The Subjunctive is a mood used largely in subordinate clauses – clauses that do not stand alone but that are part of a larger sentence. The subjunctive is used after main clauses that express volition – the imposition of will to get someone else to do something; emotion – feelings, a personal reaction to an event or condition; and doubt – uncertainty, denial, or negation of facts and opinions.

Forming the Present Subjunctive

All French verbs, except for être, have the same endings in the present subjunctive. The stem of the present subjunctive for most verbs is the nous form of the present tense without the -ions ending. The following examples of subjunctive forms will be shown after il faut que (one must, it is necessary to/that):

parler (1st person plural present parlons, stem parl-) to speak

Il faut que je parle                  Il faut que nous parlions

Il faut que tu parles                Il faut que vous parliez

Il faut qu’il/elle/on parle          Il faut qu’ils/elles parlent


finir (1st person plural present finissons, stem finiss-) to finish

Il faut que je finisse                Il faut que nous finissions

Il faut que tu finisses             Il faut que vous finissiez

Il faut qu’il/elle/on finisse       Il faut qu’ils/elles finissent


vendre (1st person plural present vendons, stem vend-) to sell

Il faut que je vende                 Il faut que nous vendions

Il faut que tu vendes               Il faut que vous vendiez

Il faut qu’il/elle/on vende         Il faut qu’ils/elles vendent


In the subjunctive of -ir and -re verbs, the final consonant of the stem is sounded in the singular as well as the plural. The presence of that final consonant is the signal of the subjunctive in speech:

  • je finis vs. je finisse
  • je vends vs. je vende

Next week I will continue on this subject of the subjunctive. There is a lot to go over. I hope everyone is having a wonderful week!

A la prochaine…

Courtney

Comparative & Superlative Forms of Adverbs

 

Comparisons of Equality & Inequality

The following structures are used to express comparisons of equality or inequality:

Vous ne buvez pas autant que lui. (autant qualifies verb)

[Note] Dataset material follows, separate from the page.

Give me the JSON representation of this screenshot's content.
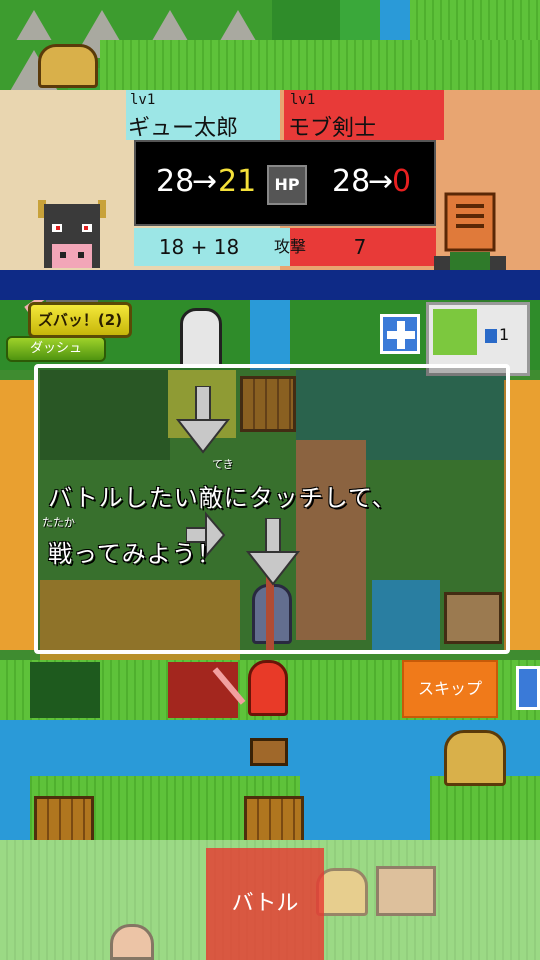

You don’t drink as much as him.


Il faudra le récompenser davantage. (davantage qualifies verb)

He’ll have to be rewarded more/given a greater reward.


Cette voiture roule aussi rapidement que l’autre. (aussi qualifies adverb in positive statement)

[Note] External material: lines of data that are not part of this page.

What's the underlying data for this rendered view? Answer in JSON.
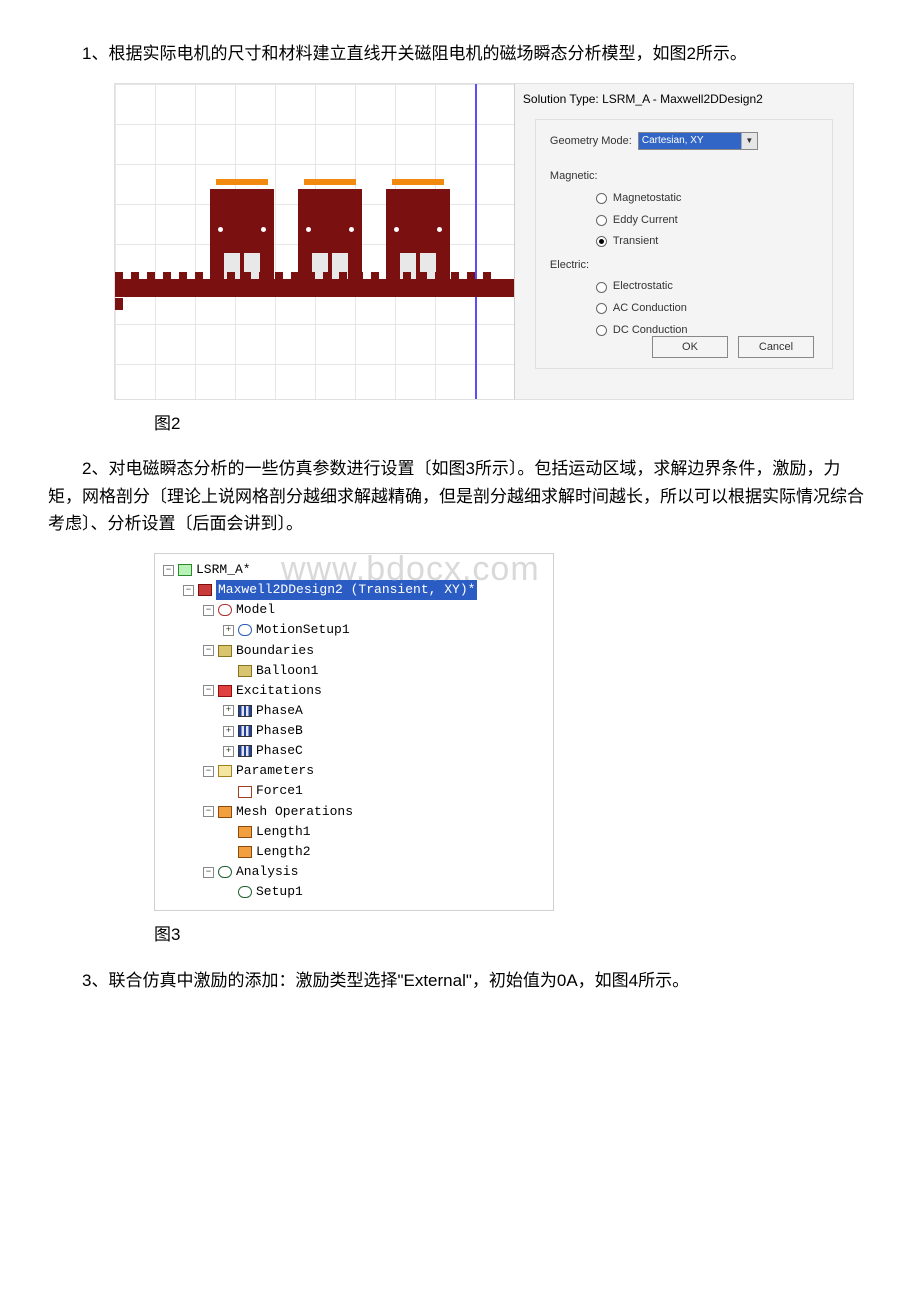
{
  "para1": "1、根据实际电机的尺寸和材料建立直线开关磁阻电机的磁场瞬态分析模型，如图2所示。",
  "fig2_label": "图2",
  "para2": "2、对电磁瞬态分析的一些仿真参数进行设置〔如图3所示〕。包括运动区域，求解边界条件，激励，力矩，网格剖分〔理论上说网格剖分越细求解越精确，但是剖分越细求解时间越长，所以可以根据实际情况综合考虑〕、分析设置〔后面会讲到〕。",
  "fig3_label": "图3",
  "para3": "3、联合仿真中激励的添加：激励类型选择\"External\"，初始值为0A，如图4所示。",
  "watermark": "www.bdocx.com",
  "dialog": {
    "title": "Solution Type: LSRM_A - Maxwell2DDesign2",
    "geom_label": "Geometry Mode:",
    "geom_value": "Cartesian, XY",
    "magnetic_label": "Magnetic:",
    "options_mag": {
      "magnetostatic": "Magnetostatic",
      "eddy": "Eddy Current",
      "transient": "Transient"
    },
    "electric_label": "Electric:",
    "options_elec": {
      "electrostatic": "Electrostatic",
      "ac": "AC Conduction",
      "dc": "DC Conduction"
    },
    "ok": "OK",
    "cancel": "Cancel"
  },
  "tree": {
    "root": "LSRM_A*",
    "design": "Maxwell2DDesign2 (Transient, XY)*",
    "model": "Model",
    "motion": "MotionSetup1",
    "boundaries": "Boundaries",
    "balloon": "Balloon1",
    "excitations": "Excitations",
    "phaseA": "PhaseA",
    "phaseB": "PhaseB",
    "phaseC": "PhaseC",
    "parameters": "Parameters",
    "force": "Force1",
    "mesh": "Mesh Operations",
    "len1": "Length1",
    "len2": "Length2",
    "analysis": "Analysis",
    "setup": "Setup1"
  }
}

This car goes as fast as the other.


Il ne m’écrit pas si/aussi souvent que vous. (si or aussi qualifies adverb in negative statement)

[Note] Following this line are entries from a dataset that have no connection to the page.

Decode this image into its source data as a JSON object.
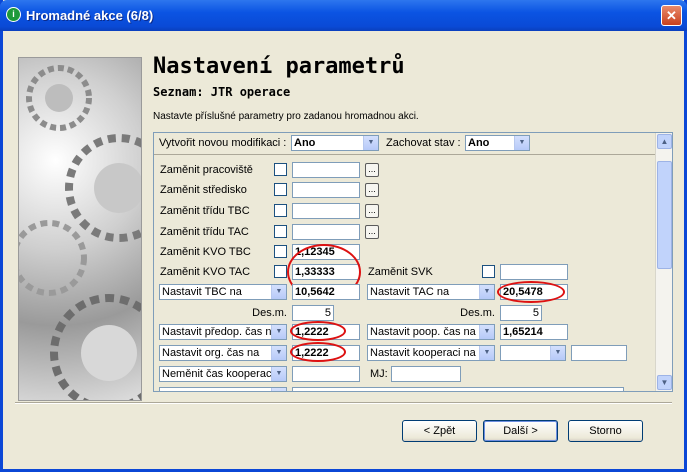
{
  "window": {
    "title": "Hromadné akce (6/8)",
    "close_glyph": "✕"
  },
  "header": {
    "title": "Nastavení parametrů",
    "subtitle": "Seznam: JTR operace",
    "description": "Nastavte příslušné parametry pro zadanou hromadnou akci."
  },
  "top_row": {
    "create_label": "Vytvořit novou modifikaci :",
    "create_value": "Ano",
    "keep_label": "Zachovat stav :",
    "keep_value": "Ano"
  },
  "rows": {
    "workplace": "Zaměnit pracoviště",
    "center": "Zaměnit středisko",
    "tbc_class": "Zaměnit třídu TBC",
    "tac_class": "Zaměnit třídu TAC",
    "kvo_tbc_label": "Zaměnit KVO TBC",
    "kvo_tbc_value": "1,12345",
    "kvo_tac_label": "Zaměnit KVO TAC",
    "kvo_tac_value": "1,33333",
    "svk_label": "Zaměnit SVK",
    "set_tbc_label": "Nastavit TBC na",
    "set_tbc_value": "10,5642",
    "set_tac_label": "Nastavit TAC na",
    "set_tac_value": "20,5478",
    "des_label_1": "Des.m.",
    "des_value_1": "5",
    "des_label_2": "Des.m.",
    "des_value_2": "5",
    "pre_op_label": "Nastavit předop. čas na",
    "pre_op_value": "1,2222",
    "post_op_label": "Nastavit poop. čas na",
    "post_op_value": "1,65214",
    "org_label": "Nastavit org. čas na",
    "org_value": "1,2222",
    "coop_label": "Nastavit kooperaci na",
    "nochange_label": "Neměnit čas kooperace",
    "mj_label": "MJ:"
  },
  "buttons": {
    "back": "< Zpět",
    "next": "Další >",
    "cancel": "Storno"
  },
  "icons": {
    "dots": "...",
    "dropdown": "▼",
    "scroll_up": "▲",
    "scroll_down": "▼",
    "app_icon": "i"
  },
  "colors": {
    "highlight_oval": "#dd1111",
    "title_bar": "#0a4ad6"
  }
}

He doesn’t write to me as often as you do.


Plus j’étudie ce livre, plus j’admire l’auteur. (plus introduces each clause)

The more I study this book, the more I admire the author.


Comparative Forms

The comparative form of the adverb is made by putting plus before the regular form:

Ce mot s’emploie plus couramment. | This word is more commonly used.

The adverb mal has the regular comparative form plus mal:

Mon oncle va plus mal. | My uncle is feeling/getting worse.

There are several common irregular comparative forms:

beaucoup | much

plus | more

bien | well

mieux | better

peu | little

moins | less


Superlative Forms

The superlative forms of the adverb is made by putting le before the comparative form. This applies to regular and irregular comparative forms. Since adverbs are invariable, le is used irrespective of the gender/sex and number of the subject of the verb.

Ma nièce a tout mangé le plus vite possible.

My niece ate everything as quickly as possible.


Les magasins vendaient ces articles le plus cher possible.

The shops sold these items at the highest price they could.


Wow, first day of June! Fast year this has been so far. I hope you all are doing well!

Merci à vous !

Courtney